It seems clear to me that for consumers interested in a future-proofing purchase, a charger with USB-PD is the clear winner, with a USB-C charger as a reasonable, more inexpensive runner-up. USB-A chargers are often good enough, especially if you already have one, but I wouldn’t spend new money on a new USB-A charger when there are plenty of USB-C options out there.

However, using Korok Forest as a stress test is just that — a worst-case scenario stress test. At the end of the day, there is no “typical” way to play BOTW, and each player will likely run through a mix of both demanding and less demanding environs in BOTW. And so for most people, the 7.5 watt output of a USB-A charger may probably enough for them to get by — as even when it drops charge, the rate of decrease is much, much slower than if the Switch were running off its own power.
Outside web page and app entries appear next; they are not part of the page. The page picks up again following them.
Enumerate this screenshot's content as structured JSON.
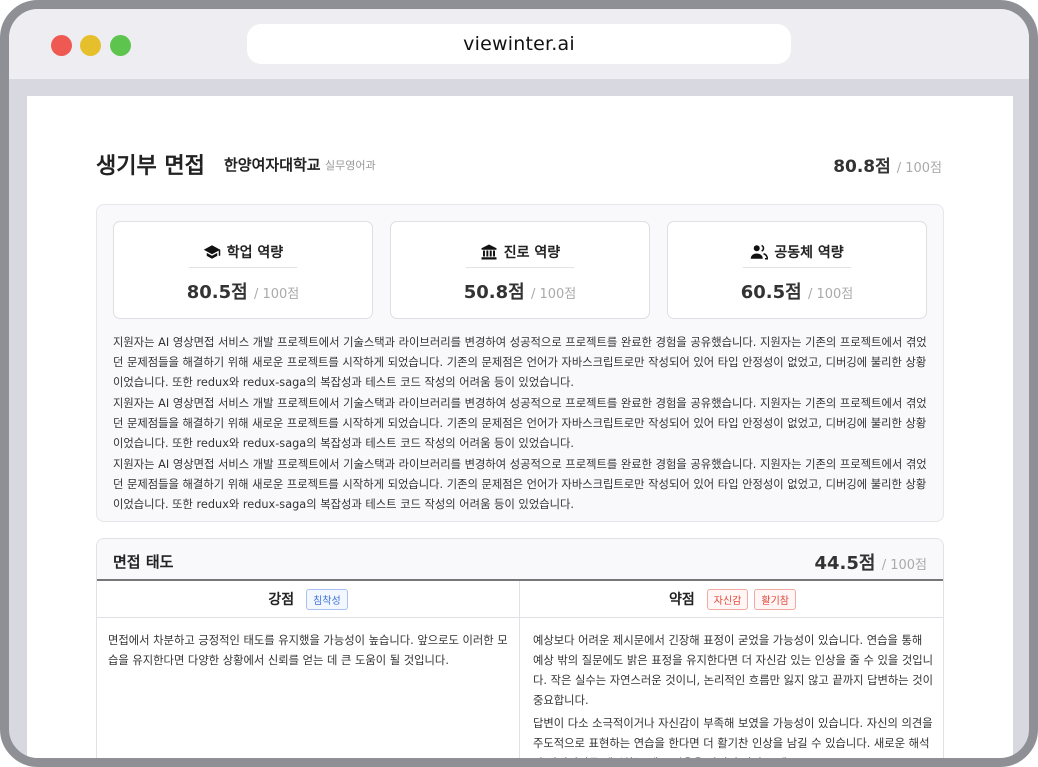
{
  "browser": {
    "url": "viewinter.ai"
  },
  "header": {
    "title": "생기부 면접",
    "school": "한양여자대학교",
    "department": "실무영어과",
    "score": "80.8점",
    "score_max": "/ 100점"
  },
  "categories": [
    {
      "icon": "graduation-cap-icon",
      "label": "학업 역량",
      "score": "80.5점",
      "max": "/ 100점"
    },
    {
      "icon": "institution-icon",
      "label": "진로 역량",
      "score": "50.8점",
      "max": "/ 100점"
    },
    {
      "icon": "people-icon",
      "label": "공동체 역량",
      "score": "60.5점",
      "max": "/ 100점"
    }
  ],
  "description": [
    "지원자는 AI 영상면접 서비스 개발 프로젝트에서 기술스택과 라이브러리를 변경하여 성공적으로 프로젝트를 완료한 경험을 공유했습니다. 지원자는 기존의 프로젝트에서 겪었던 문제점들을 해결하기 위해 새로운 프로젝트를 시작하게 되었습니다. 기존의 문제점은 언어가 자바스크립트로만 작성되어 있어 타입 안정성이 없었고, 디버깅에 불리한 상황이었습니다. 또한 redux와 redux-saga의 복잡성과 테스트 코드 작성의 어려움 등이 있었습니다.",
    "지원자는 AI 영상면접 서비스 개발 프로젝트에서 기술스택과 라이브러리를 변경하여 성공적으로 프로젝트를 완료한 경험을 공유했습니다. 지원자는 기존의 프로젝트에서 겪었던 문제점들을 해결하기 위해 새로운 프로젝트를 시작하게 되었습니다. 기존의 문제점은 언어가 자바스크립트로만 작성되어 있어 타입 안정성이 없었고, 디버깅에 불리한 상황이었습니다. 또한 redux와 redux-saga의 복잡성과 테스트 코드 작성의 어려움 등이 있었습니다.",
    "지원자는 AI 영상면접 서비스 개발 프로젝트에서 기술스택과 라이브러리를 변경하여 성공적으로 프로젝트를 완료한 경험을 공유했습니다. 지원자는 기존의 프로젝트에서 겪었던 문제점들을 해결하기 위해 새로운 프로젝트를 시작하게 되었습니다. 기존의 문제점은 언어가 자바스크립트로만 작성되어 있어 타입 안정성이 없었고, 디버깅에 불리한 상황이었습니다. 또한 redux와 redux-saga의 복잡성과 테스트 코드 작성의 어려움 등이 있었습니다."
  ],
  "attitude": {
    "title": "면접 태도",
    "score": "44.5점",
    "score_max": "/ 100점",
    "strengths": {
      "label": "강점",
      "tags": [
        "침착성"
      ],
      "paragraphs": [
        "면접에서 차분하고 긍정적인 태도를 유지했을 가능성이 높습니다. 앞으로도 이러한 모습을 유지한다면 다양한 상황에서 신뢰를 얻는 데 큰 도움이 될 것입니다."
      ]
    },
    "weaknesses": {
      "label": "약점",
      "tags": [
        "자신감",
        "활기참"
      ],
      "paragraphs": [
        "예상보다 어려운 제시문에서 긴장해 표정이 굳었을 가능성이 있습니다. 연습을 통해 예상 밖의 질문에도 밝은 표정을 유지한다면 더 자신감 있는 인상을 줄 수 있을 것입니다. 작은 실수는 자연스러운 것이니, 논리적인 흐름만 잃지 않고 끝까지 답변하는 것이 중요합니다.",
        "답변이 다소 소극적이거나 자신감이 부족해 보였을 가능성이 있습니다. 자신의 의견을 주도적으로 표현하는 연습을 한다면 더 활기찬 인상을 남길 수 있습니다. 새로운 해석과 아이디어를 제시하는 데 두려움을 가지지 말아 보세요."
      ]
    }
  },
  "colors": {
    "accent_blue": "#3b73d9",
    "accent_red": "#e04a3c",
    "frame_border": "#8f8f96"
  }
}
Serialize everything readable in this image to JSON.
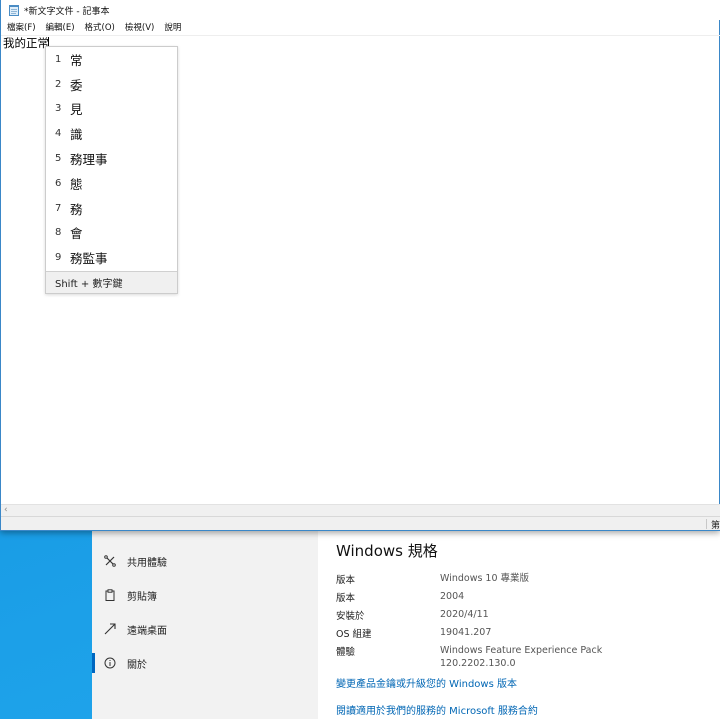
{
  "notepad": {
    "title": "*新文字文件 - 記事本",
    "menu": [
      "檔案(F)",
      "編輯(E)",
      "格式(O)",
      "檢視(V)",
      "說明"
    ],
    "text": "我的正常",
    "status": "第"
  },
  "ime": {
    "candidates": [
      {
        "num": "1",
        "text": "常"
      },
      {
        "num": "2",
        "text": "委"
      },
      {
        "num": "3",
        "text": "見"
      },
      {
        "num": "4",
        "text": "識"
      },
      {
        "num": "5",
        "text": "務理事"
      },
      {
        "num": "6",
        "text": "態"
      },
      {
        "num": "7",
        "text": "務"
      },
      {
        "num": "8",
        "text": "會"
      },
      {
        "num": "9",
        "text": "務監事"
      }
    ],
    "footer": "Shift + 數字鍵"
  },
  "settings": {
    "sidebar": [
      {
        "label": "共用體驗",
        "icon": "shared-experience-icon"
      },
      {
        "label": "剪貼簿",
        "icon": "clipboard-icon"
      },
      {
        "label": "遠端桌面",
        "icon": "remote-desktop-icon"
      },
      {
        "label": "關於",
        "icon": "info-icon"
      }
    ],
    "title": "Windows 規格",
    "specs": [
      {
        "key": "版本",
        "value": "Windows 10 專業版"
      },
      {
        "key": "版本",
        "value": "2004"
      },
      {
        "key": "安裝於",
        "value": "2020/4/11"
      },
      {
        "key": "OS 組建",
        "value": "19041.207"
      },
      {
        "key": "體驗",
        "value": "Windows Feature Experience Pack",
        "value2": "120.2202.130.0"
      }
    ],
    "links": [
      "變更產品金鑰或升級您的 Windows 版本",
      "閱讀適用於我們的服務的 Microsoft 服務合約"
    ]
  },
  "colors": {
    "accent": "#0067c0",
    "link": "#0066b4",
    "wallpaper": "#1a8fd8"
  }
}
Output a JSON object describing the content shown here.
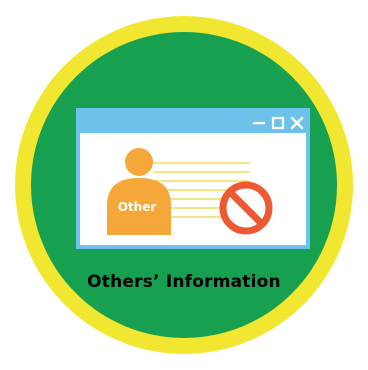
{
  "badge": {
    "caption": "Others’ Information",
    "person_label": "Other"
  },
  "window": {
    "controls": [
      "minimize-icon",
      "maximize-icon",
      "close-icon"
    ]
  },
  "icons": {
    "person": "person-icon",
    "prohibited": "prohibited-icon"
  },
  "colors": {
    "outer_ring": "#f1e730",
    "disc": "#16a04f",
    "window_frame": "#6ec1ea",
    "person": "#f6a73a",
    "text_lines": "#f2da5c",
    "prohibited": "#ec5a33"
  }
}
If the above discussion left you still confused by all the charger choices out there and which charging combination is the right for you, don’t worry. It is confusing. In part two of this article, I’ll take a stab at (hopefully) clarifying this a bit. Until then, happy gaming!

As an epilogue, it will be interesting to see if these findings will be refined over time. For all of its graphical splendor, many have nonetheless concluded that BOTW is not well-optimized for the Switch. Perhaps a better AAA title will come out in a year or two that pushes the Switch’s Tegra X1 even closer to the edge and increases the power draw further. There have also been rumors about future support for gameplay video recording and possibly live streaming — something that may add additional power overhead to already demanding titles like BOTW.

BTW— if I got something wrong or there’s a flaw in my testing procedure, definitely drop a comment! I’m happy to get feedback and corrections.

Attorney-turned-product manager. Well-meaning, unintentionally compulsive devil’s advocacy. Musings on product, tech, and stuff —